(Data records begins)
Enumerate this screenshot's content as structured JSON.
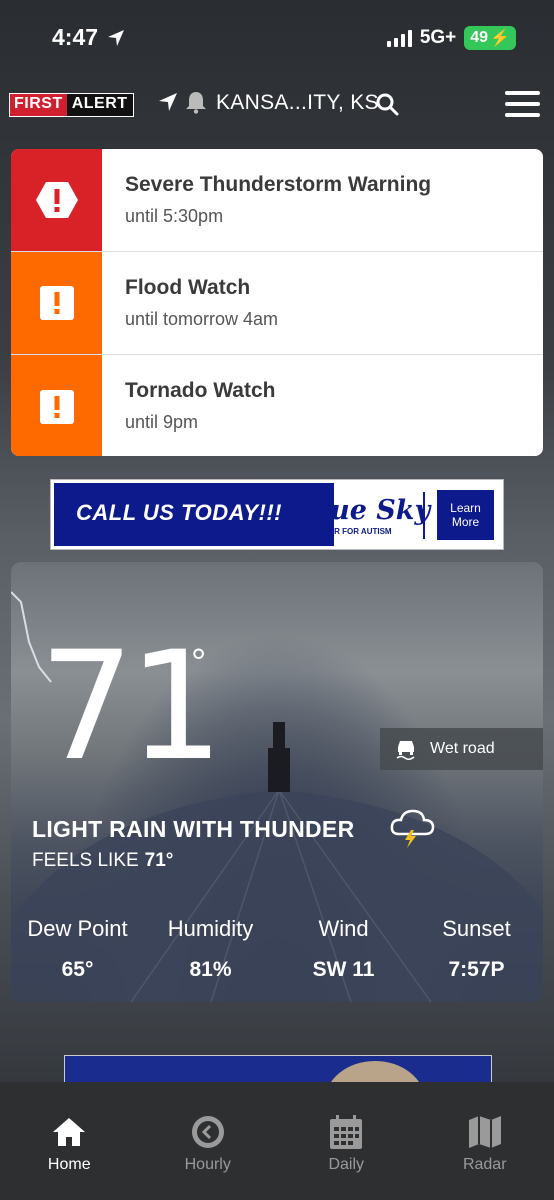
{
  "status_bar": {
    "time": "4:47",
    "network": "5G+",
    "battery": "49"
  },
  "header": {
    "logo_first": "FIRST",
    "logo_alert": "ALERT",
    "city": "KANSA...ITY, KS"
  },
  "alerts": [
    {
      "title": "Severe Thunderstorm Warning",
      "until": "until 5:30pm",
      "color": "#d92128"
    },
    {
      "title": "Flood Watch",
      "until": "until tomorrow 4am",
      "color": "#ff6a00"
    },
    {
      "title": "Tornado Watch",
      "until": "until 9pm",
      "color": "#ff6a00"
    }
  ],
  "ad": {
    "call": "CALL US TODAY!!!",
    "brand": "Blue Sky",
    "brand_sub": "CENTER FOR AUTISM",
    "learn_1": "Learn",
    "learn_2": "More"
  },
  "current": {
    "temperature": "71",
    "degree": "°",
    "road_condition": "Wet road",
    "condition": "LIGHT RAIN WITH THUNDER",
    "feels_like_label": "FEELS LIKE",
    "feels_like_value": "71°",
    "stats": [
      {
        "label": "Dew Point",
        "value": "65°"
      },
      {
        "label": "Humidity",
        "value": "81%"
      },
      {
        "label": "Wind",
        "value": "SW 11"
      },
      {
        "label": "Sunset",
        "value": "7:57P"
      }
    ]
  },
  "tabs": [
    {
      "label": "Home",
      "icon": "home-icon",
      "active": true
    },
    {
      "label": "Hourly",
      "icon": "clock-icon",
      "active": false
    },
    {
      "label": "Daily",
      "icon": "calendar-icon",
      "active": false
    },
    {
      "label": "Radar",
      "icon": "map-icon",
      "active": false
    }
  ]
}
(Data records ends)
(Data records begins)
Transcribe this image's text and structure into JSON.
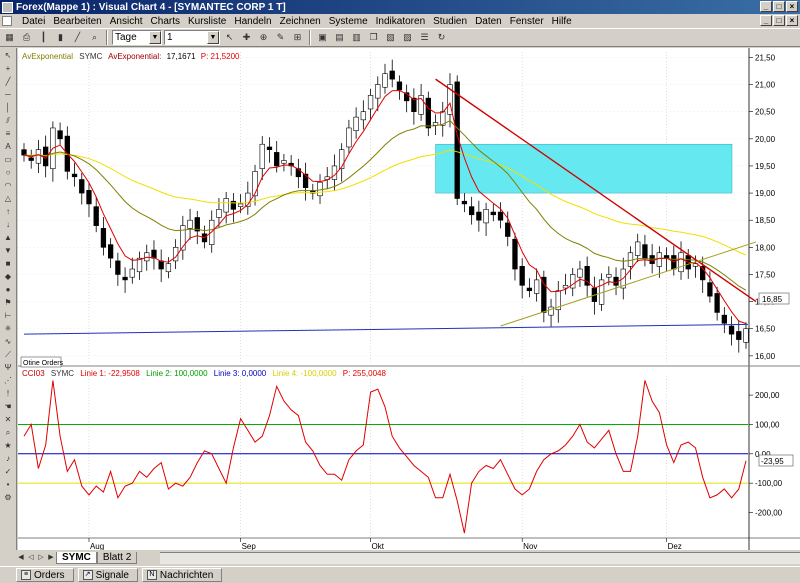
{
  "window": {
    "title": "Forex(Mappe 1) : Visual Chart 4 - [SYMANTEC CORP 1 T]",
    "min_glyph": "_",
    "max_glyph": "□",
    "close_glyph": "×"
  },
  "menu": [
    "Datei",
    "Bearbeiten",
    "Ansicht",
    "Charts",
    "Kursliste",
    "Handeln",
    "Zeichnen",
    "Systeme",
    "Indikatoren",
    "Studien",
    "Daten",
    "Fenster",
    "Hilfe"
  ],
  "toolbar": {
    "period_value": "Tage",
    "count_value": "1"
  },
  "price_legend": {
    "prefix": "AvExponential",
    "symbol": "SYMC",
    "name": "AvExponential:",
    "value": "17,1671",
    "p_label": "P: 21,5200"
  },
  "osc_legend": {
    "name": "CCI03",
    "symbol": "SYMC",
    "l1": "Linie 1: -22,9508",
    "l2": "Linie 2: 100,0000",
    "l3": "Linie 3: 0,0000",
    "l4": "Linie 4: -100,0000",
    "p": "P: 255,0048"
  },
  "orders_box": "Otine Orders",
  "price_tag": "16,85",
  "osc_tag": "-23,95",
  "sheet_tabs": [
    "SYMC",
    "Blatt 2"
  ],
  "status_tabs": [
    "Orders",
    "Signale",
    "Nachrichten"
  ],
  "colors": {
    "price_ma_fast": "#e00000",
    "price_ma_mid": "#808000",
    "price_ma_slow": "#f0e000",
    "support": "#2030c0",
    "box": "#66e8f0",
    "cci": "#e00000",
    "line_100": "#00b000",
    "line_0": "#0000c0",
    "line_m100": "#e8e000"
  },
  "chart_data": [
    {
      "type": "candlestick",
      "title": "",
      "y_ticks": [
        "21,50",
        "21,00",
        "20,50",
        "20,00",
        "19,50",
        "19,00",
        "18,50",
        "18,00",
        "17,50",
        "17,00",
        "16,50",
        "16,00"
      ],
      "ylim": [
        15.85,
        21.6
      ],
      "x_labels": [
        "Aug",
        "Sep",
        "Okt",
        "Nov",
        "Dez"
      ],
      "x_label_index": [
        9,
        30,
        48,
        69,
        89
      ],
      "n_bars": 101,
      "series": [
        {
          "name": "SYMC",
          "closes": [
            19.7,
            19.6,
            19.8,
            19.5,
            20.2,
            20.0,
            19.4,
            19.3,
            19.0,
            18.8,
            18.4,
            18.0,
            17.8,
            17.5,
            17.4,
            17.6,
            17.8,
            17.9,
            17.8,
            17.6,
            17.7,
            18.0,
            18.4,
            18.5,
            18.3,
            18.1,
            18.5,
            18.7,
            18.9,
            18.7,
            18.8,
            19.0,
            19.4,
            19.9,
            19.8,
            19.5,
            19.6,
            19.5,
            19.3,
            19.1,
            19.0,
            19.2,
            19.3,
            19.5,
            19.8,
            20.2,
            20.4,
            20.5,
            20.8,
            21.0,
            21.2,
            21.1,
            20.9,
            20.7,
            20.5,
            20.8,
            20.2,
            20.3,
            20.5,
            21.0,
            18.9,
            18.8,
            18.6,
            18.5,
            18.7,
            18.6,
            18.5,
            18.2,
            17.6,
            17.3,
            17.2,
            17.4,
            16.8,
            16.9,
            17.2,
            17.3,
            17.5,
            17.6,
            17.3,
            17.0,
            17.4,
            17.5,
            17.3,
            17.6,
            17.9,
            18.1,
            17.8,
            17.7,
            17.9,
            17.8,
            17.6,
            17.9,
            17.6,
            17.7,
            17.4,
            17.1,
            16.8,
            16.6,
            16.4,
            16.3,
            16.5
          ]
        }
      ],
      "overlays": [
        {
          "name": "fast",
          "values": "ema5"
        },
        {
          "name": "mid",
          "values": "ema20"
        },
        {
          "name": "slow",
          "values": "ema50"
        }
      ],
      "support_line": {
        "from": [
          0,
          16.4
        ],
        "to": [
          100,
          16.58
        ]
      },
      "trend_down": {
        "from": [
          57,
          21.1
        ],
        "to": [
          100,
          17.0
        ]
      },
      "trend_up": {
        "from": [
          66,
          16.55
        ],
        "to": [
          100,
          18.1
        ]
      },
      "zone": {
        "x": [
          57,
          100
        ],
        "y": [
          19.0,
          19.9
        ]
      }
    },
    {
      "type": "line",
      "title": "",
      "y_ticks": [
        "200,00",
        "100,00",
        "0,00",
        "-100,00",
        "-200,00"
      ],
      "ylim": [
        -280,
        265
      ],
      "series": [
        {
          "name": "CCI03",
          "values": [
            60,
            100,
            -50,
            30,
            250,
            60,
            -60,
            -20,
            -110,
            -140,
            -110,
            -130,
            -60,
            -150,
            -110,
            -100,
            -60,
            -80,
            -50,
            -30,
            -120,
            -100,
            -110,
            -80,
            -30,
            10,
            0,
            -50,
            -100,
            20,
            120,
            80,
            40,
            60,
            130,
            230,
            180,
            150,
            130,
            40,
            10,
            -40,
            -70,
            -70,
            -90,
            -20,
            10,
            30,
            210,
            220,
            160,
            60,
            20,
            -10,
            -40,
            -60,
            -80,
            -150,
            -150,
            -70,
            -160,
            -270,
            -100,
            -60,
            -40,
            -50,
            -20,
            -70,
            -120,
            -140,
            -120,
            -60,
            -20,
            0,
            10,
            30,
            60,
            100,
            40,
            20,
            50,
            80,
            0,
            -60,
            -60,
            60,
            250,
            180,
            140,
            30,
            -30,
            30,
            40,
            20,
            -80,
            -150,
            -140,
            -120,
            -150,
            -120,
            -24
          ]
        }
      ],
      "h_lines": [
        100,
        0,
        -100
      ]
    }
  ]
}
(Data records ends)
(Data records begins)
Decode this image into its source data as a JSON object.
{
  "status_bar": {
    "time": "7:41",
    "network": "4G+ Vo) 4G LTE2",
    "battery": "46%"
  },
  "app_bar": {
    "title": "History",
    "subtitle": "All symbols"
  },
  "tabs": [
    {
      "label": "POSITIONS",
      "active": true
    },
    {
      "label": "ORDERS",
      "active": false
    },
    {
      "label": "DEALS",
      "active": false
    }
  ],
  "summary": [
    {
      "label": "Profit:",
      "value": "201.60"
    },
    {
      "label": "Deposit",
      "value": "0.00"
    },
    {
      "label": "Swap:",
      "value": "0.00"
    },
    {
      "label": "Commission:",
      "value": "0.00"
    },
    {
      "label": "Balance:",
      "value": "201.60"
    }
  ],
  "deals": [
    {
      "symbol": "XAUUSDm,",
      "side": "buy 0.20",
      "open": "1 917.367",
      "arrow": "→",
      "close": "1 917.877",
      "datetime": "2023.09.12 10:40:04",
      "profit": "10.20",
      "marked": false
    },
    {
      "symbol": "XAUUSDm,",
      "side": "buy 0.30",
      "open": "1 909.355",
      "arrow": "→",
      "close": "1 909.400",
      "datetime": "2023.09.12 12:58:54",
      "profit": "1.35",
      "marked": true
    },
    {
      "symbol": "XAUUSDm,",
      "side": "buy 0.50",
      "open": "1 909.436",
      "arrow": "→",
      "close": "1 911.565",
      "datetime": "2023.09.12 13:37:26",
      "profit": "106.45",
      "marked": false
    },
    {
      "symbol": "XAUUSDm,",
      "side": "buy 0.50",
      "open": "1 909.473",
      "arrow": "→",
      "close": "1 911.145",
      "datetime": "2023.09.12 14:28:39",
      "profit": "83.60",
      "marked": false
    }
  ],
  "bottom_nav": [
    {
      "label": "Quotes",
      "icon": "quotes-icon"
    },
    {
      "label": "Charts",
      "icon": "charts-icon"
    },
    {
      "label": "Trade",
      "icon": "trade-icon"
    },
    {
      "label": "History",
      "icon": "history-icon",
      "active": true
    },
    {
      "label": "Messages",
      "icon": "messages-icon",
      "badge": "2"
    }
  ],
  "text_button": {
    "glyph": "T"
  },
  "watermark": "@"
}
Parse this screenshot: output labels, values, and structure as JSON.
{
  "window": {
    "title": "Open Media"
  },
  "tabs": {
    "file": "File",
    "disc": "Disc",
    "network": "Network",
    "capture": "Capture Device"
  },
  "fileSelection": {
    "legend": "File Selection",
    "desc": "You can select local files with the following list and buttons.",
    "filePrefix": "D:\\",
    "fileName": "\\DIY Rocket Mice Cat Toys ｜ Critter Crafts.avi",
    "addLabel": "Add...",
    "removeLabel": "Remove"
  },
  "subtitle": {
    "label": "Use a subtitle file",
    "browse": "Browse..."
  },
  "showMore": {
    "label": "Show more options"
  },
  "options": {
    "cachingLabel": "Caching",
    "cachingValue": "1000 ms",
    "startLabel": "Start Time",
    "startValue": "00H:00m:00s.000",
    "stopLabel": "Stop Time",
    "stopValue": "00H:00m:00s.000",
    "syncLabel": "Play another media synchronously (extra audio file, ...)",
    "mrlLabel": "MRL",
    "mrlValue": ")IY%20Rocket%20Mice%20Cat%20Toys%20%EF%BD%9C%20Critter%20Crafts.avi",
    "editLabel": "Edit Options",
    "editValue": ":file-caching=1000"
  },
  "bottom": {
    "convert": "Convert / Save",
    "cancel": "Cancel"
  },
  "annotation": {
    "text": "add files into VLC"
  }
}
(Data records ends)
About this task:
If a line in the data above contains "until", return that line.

Exercise output:
      "until": "until 5:30pm",
      "until": "until tomorrow 4am",
      "until": "until 9pm",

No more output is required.